The Government must think carefully about how it incentivises practices to participate in its new voluntary seven-day GP service contract, or risk exacerbating the recruitment crisis in under doctored areas, the chair of the Commons Health Committee has said.
At a fringe session at the Conservative Party Conference 2015, Dr Sarah Wollaston – MP for Totnes and a GP herself – said the Government’s ambition to drive seven-day working could disadvantage practices that are unable to federate, leading to GPs abandoning small practices altogether.
The new contract, which was announced by David Cameron on the Andrew Marr show on Sunday, will be open practices or groups with a list size of more than 30,000 patients.
But Dr Wollaston said: ‘The question would be how is that incentivised?
‘It it’s incentivised in a way that hugely disadvantages practices that can’t federate and deliver then you may have an unintended consequence of driving GPs away from those practices towards the large federated practices, and then what could happen is those under-doctored areas is fundamental because we have a shortage of GPs.’
Dr Wollaston urged clarity from the Government, for doctors and patients, as she also said that expectations of what care would be available on weekends were being stoked unrealistically.
She added: ‘What we probably can’t deliver, if we’re diverting money from more important priorities, is a convenient seven day service.

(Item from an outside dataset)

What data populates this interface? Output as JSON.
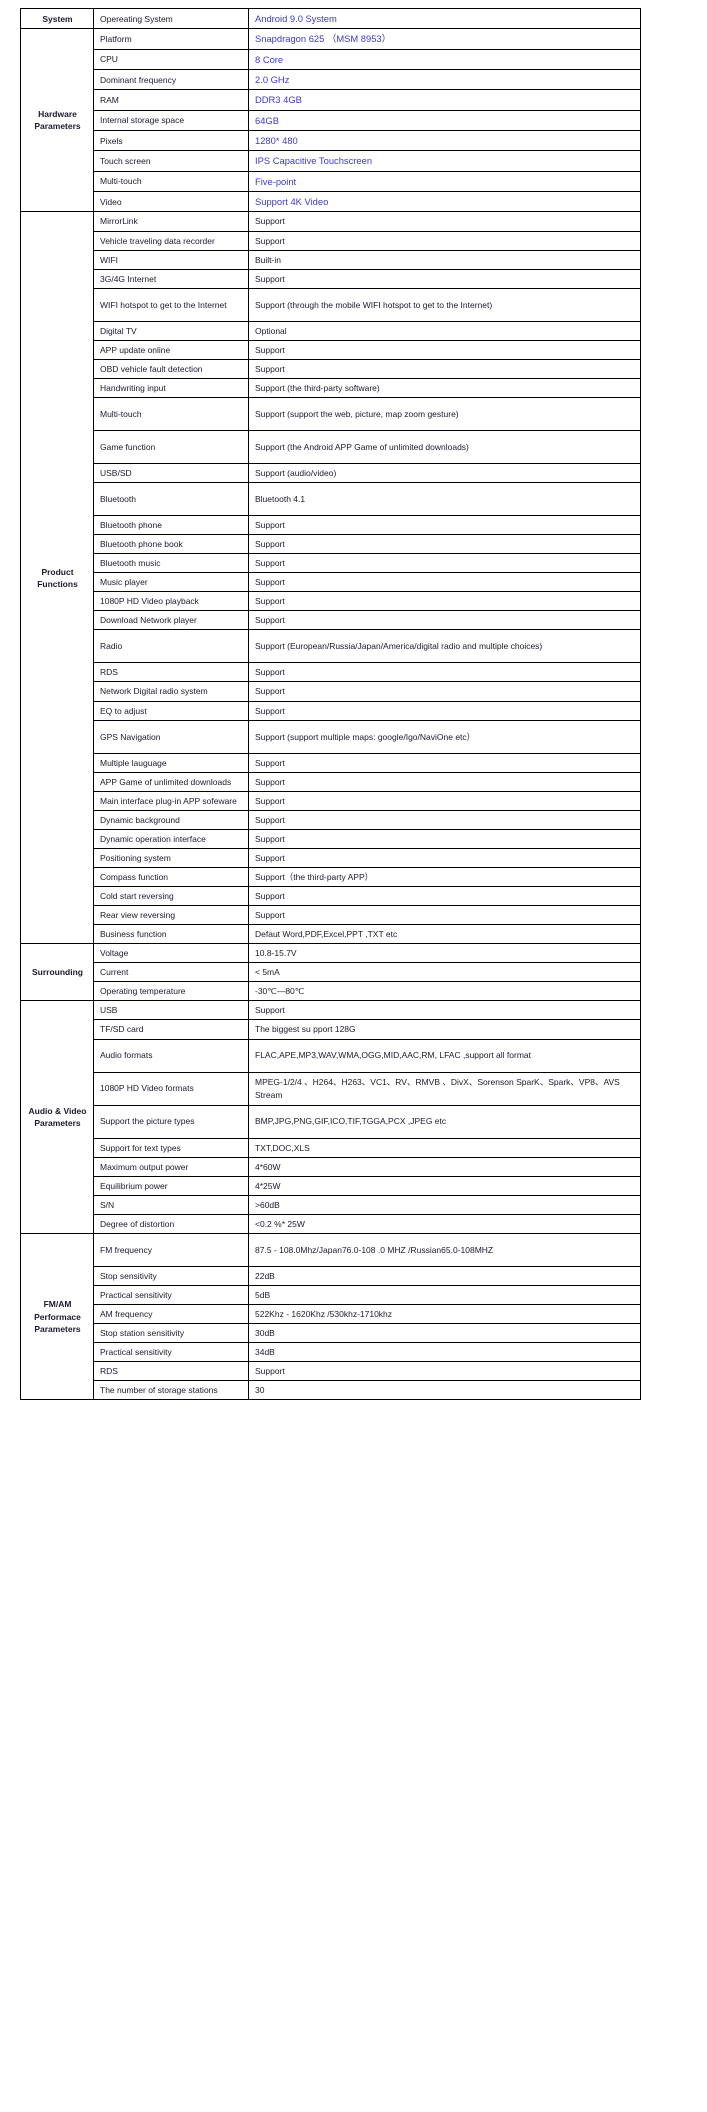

And particularly [in practices] where there aren’t enough staff to practically be able to deliver a seven-day service in the way that sometimes is politically promised.’

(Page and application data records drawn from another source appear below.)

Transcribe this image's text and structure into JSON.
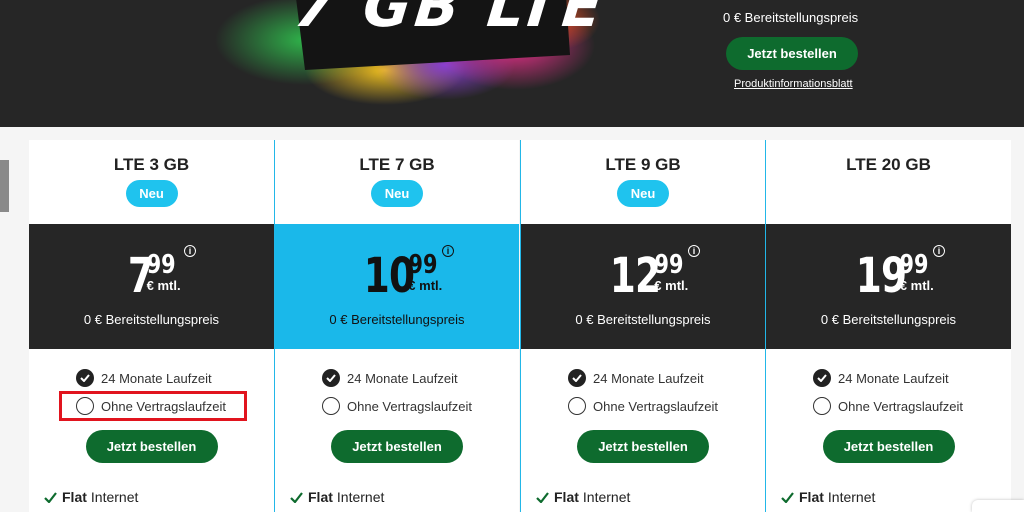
{
  "hero": {
    "title": "7 GB LTE",
    "fee": "0 € Bereitstellungspreis",
    "order_label": "Jetzt bestellen",
    "info_link": "Produktinformationsblatt"
  },
  "colors": {
    "accent_green": "#0e6b2e",
    "accent_blue": "#1ab8ea",
    "dark": "#262626",
    "highlight_red": "#e1141e"
  },
  "plans": [
    {
      "name": "LTE 3 GB",
      "badge": "Neu",
      "price_int": "7",
      "price_cents": "99",
      "price_unit": "€ mtl.",
      "info": "i",
      "fee": "0 € Bereitstellungspreis",
      "option1": "24 Monate Laufzeit",
      "option2": "Ohne Vertragslaufzeit",
      "order_label": "Jetzt bestellen",
      "feature_bold": "Flat",
      "feature_text": "Internet"
    },
    {
      "name": "LTE 7 GB",
      "badge": "Neu",
      "price_int": "10",
      "price_cents": "99",
      "price_unit": "€ mtl.",
      "info": "i",
      "fee": "0 € Bereitstellungspreis",
      "option1": "24 Monate Laufzeit",
      "option2": "Ohne Vertragslaufzeit",
      "order_label": "Jetzt bestellen",
      "feature_bold": "Flat",
      "feature_text": "Internet"
    },
    {
      "name": "LTE 9 GB",
      "badge": "Neu",
      "price_int": "12",
      "price_cents": "99",
      "price_unit": "€ mtl.",
      "info": "i",
      "fee": "0 € Bereitstellungspreis",
      "option1": "24 Monate Laufzeit",
      "option2": "Ohne Vertragslaufzeit",
      "order_label": "Jetzt bestellen",
      "feature_bold": "Flat",
      "feature_text": "Internet"
    },
    {
      "name": "LTE 20 GB",
      "price_int": "19",
      "price_cents": "99",
      "price_unit": "€ mtl.",
      "info": "i",
      "fee": "0 € Bereitstellungspreis",
      "option1": "24 Monate Laufzeit",
      "option2": "Ohne Vertragslaufzeit",
      "order_label": "Jetzt bestellen",
      "feature_bold": "Flat",
      "feature_text": "Internet"
    }
  ]
}
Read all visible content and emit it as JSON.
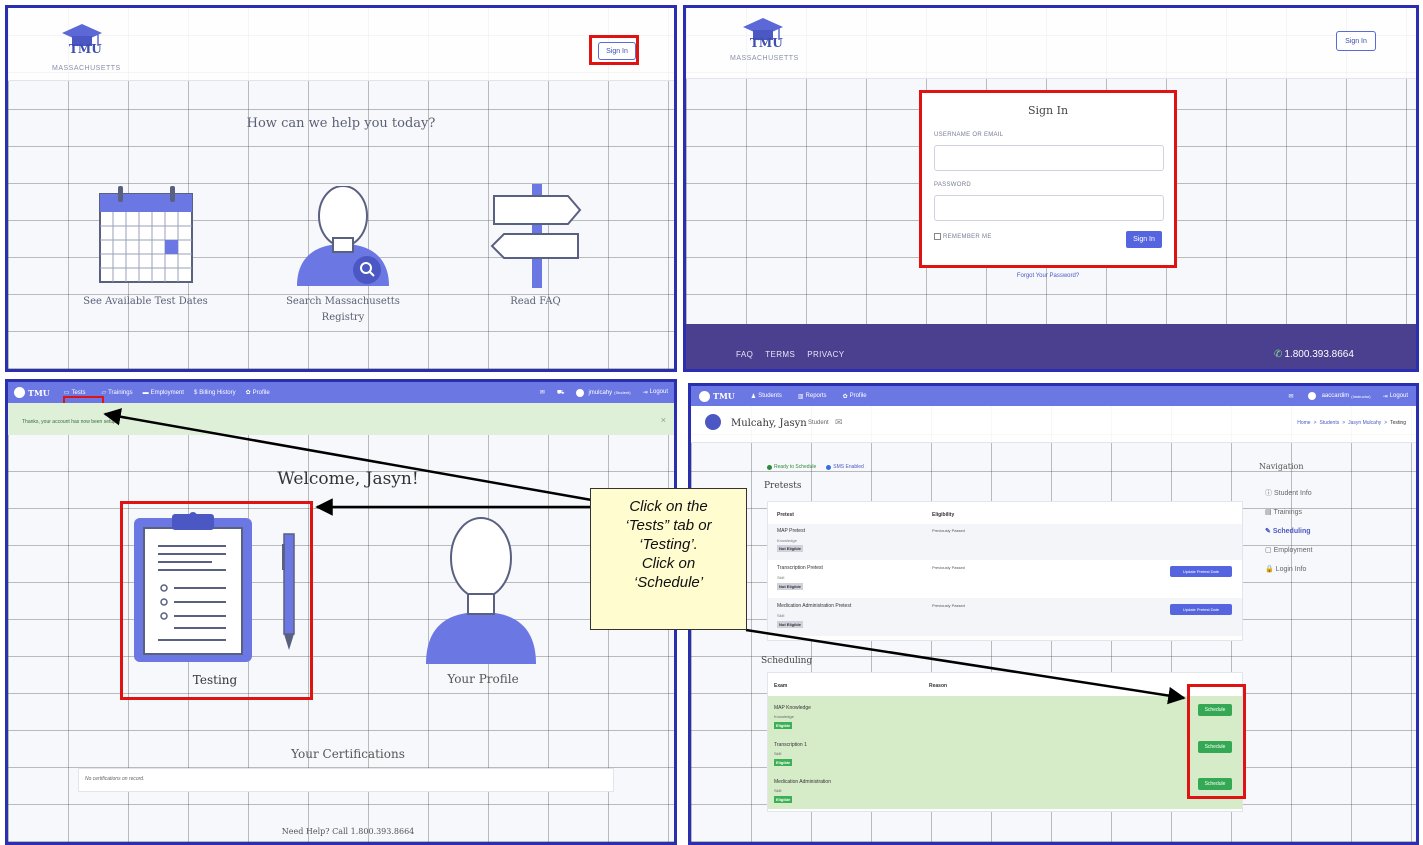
{
  "panel1": {
    "logo_text": "TMU",
    "logo_sub": "MASSACHUSETTS",
    "sign_in": "Sign In",
    "heading": "How can we help you today?",
    "options": [
      {
        "label_line1": "See Available Test Dates",
        "label_line2": ""
      },
      {
        "label_line1": "Search Massachusetts",
        "label_line2": "Registry"
      },
      {
        "label_line1": "Read FAQ",
        "label_line2": ""
      }
    ]
  },
  "panel2": {
    "logo_text": "TMU",
    "logo_sub": "MASSACHUSETTS",
    "sign_in_btn": "Sign In",
    "form_title": "Sign In",
    "username_label": "USERNAME OR EMAIL",
    "password_label": "PASSWORD",
    "remember_label": "REMEMBER ME",
    "submit": "Sign In",
    "forgot": "Forgot Your Password?",
    "footer_links": [
      "FAQ",
      "TERMS",
      "PRIVACY"
    ],
    "phone": "1.800.393.8664"
  },
  "panel3": {
    "brand": "TMU",
    "nav": [
      "Tests",
      "Trainings",
      "Employment",
      "Billing History",
      "Profile"
    ],
    "user": "jmulcahy",
    "user_role": "(Student)",
    "logout": "Logout",
    "alert": "Thanks, your account has now been setup.",
    "alert_close": "×",
    "welcome": "Welcome, Jasyn!",
    "tile_testing": "Testing",
    "tile_profile": "Your Profile",
    "certs_title": "Your Certifications",
    "certs_empty": "No certifications on record.",
    "help": "Need Help? Call 1.800.393.8664"
  },
  "panel4": {
    "brand": "TMU",
    "nav": [
      "Students",
      "Reports",
      "Profile"
    ],
    "user": "aaccardim",
    "user_role": "(Instructor)",
    "logout": "Logout",
    "student_name": "Mulcahy, Jasyn",
    "student_tag": "Student",
    "breadcrumb": [
      "Home",
      "Students",
      "Jasyn Mulcahy",
      "Testing"
    ],
    "status_ready": "Ready to Schedule",
    "status_sms": "SMS Enabled",
    "pretests_title": "Pretests",
    "pretest_headers": [
      "Pretest",
      "Eligibility"
    ],
    "pretests": [
      {
        "name": "MAP Pretest",
        "type": "Knowledge",
        "badge": "Not Eligible",
        "eligibility": "Previously Passed",
        "action": ""
      },
      {
        "name": "Transcription Pretest",
        "type": "Skill",
        "badge": "Not Eligible",
        "eligibility": "Previously Passed",
        "action": "Update Pretest Date"
      },
      {
        "name": "Medication Administration Pretest",
        "type": "Skill",
        "badge": "Not Eligible",
        "eligibility": "Previously Passed",
        "action": "Update Pretest Date"
      }
    ],
    "scheduling_title": "Scheduling",
    "sched_headers": [
      "Exam",
      "Reason"
    ],
    "exams": [
      {
        "name": "MAP Knowledge",
        "type": "Knowledge",
        "badge": "Eligible",
        "action": "Schedule"
      },
      {
        "name": "Transcription 1",
        "type": "Skill",
        "badge": "Eligible",
        "action": "Schedule"
      },
      {
        "name": "Medication Administration",
        "type": "Skill",
        "badge": "Eligible",
        "action": "Schedule"
      }
    ],
    "side_title": "Navigation",
    "side_items": [
      "Student Info",
      "Trainings",
      "Scheduling",
      "Employment",
      "Login Info"
    ]
  },
  "callout": {
    "lines": [
      "Click on the",
      "‘Tests” tab or",
      "‘Testing’.",
      "Click on",
      "‘Schedule’"
    ]
  },
  "colors": {
    "nav": "#6b77e3",
    "footer": "#4b3f8f",
    "annotation_red": "#e01313",
    "panel_border": "#2a2fb0",
    "eligible_green": "#3bb054"
  }
}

She was supported in this by BMA chair Dr Mark Porter who said the Government was looking at urgent care seven days, but said ‘in papers and speeches… people are being told that the NHS will run on a Sunday as it runs on a Tuesday’.
He also raised concerns over the Government’s removal of public health budgets, which will require £200m in cuts this year alone.
Dr Wollaston said that these cuts ‘would affect frontline services.’
At the same event Dr Wollaston accused the Government of double standards over their insistence that NHS organisations publish increasing amounts of data, but they refuse to publish publicly funded evidence reviews until it was ‘politically convenient.’
She told delegates: ‘The health select committee is about to hold an enquiry into the childhood obesity strategy… So we’ve asked the government to publish Public Health England’s evidence review.
‘And we’ve been told that it won’t be published, and I think that’s a great shame.’
She added: ‘I see no reasonable justification for non-publication, we don’t now accept that with pharma and we shouldn’t expect it from Government.’